Supplied records Block Start
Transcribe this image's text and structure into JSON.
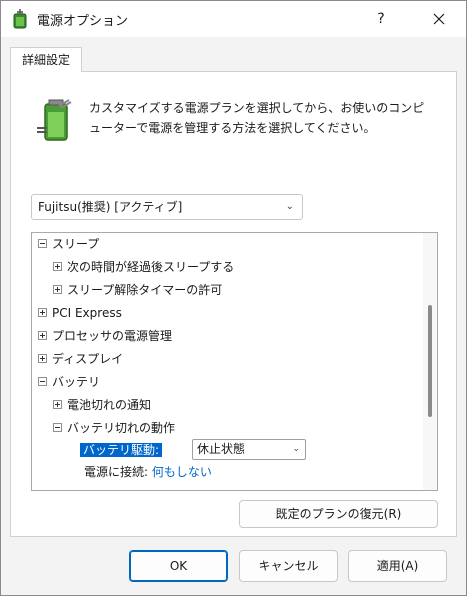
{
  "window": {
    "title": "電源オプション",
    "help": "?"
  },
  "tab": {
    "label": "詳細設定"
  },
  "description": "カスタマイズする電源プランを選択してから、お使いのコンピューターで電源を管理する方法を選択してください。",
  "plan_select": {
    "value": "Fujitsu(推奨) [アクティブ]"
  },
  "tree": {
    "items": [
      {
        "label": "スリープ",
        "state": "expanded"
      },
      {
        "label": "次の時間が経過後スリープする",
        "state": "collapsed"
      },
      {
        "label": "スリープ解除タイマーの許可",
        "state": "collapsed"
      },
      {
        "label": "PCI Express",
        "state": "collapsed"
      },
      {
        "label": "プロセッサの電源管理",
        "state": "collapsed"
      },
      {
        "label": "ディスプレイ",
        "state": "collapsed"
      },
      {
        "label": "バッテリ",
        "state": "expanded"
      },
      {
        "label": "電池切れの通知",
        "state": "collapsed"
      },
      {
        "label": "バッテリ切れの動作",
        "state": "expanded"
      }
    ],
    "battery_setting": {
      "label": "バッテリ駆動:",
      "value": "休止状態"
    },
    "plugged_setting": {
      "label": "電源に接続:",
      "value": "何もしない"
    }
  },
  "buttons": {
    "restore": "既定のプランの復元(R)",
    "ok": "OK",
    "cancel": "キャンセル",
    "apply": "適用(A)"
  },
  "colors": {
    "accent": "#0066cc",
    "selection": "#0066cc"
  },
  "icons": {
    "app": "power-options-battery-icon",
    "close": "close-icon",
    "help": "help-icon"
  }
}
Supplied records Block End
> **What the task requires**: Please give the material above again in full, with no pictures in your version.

> **Finished task**:
Transcribe this image's text and structure into JSON.
{
  "window": {
    "title": "電源オプション",
    "help": "?"
  },
  "tab": {
    "label": "詳細設定"
  },
  "description": "カスタマイズする電源プランを選択してから、お使いのコンピューターで電源を管理する方法を選択してください。",
  "plan_select": {
    "value": "Fujitsu(推奨) [アクティブ]"
  },
  "tree": {
    "items": [
      {
        "label": "スリープ",
        "state": "expanded"
      },
      {
        "label": "次の時間が経過後スリープする",
        "state": "collapsed"
      },
      {
        "label": "スリープ解除タイマーの許可",
        "state": "collapsed"
      },
      {
        "label": "PCI Express",
        "state": "collapsed"
      },
      {
        "label": "プロセッサの電源管理",
        "state": "collapsed"
      },
      {
        "label": "ディスプレイ",
        "state": "collapsed"
      },
      {
        "label": "バッテリ",
        "state": "expanded"
      },
      {
        "label": "電池切れの通知",
        "state": "collapsed"
      },
      {
        "label": "バッテリ切れの動作",
        "state": "expanded"
      }
    ],
    "battery_setting": {
      "label": "バッテリ駆動:",
      "value": "休止状態"
    },
    "plugged_setting": {
      "label": "電源に接続:",
      "value": "何もしない"
    }
  },
  "buttons": {
    "restore": "既定のプランの復元(R)",
    "ok": "OK",
    "cancel": "キャンセル",
    "apply": "適用(A)"
  },
  "colors": {
    "accent": "#0066cc",
    "selection": "#0066cc"
  },
  "icons": {
    "app": "power-options-battery-icon",
    "close": "close-icon",
    "help": "help-icon"
  }
}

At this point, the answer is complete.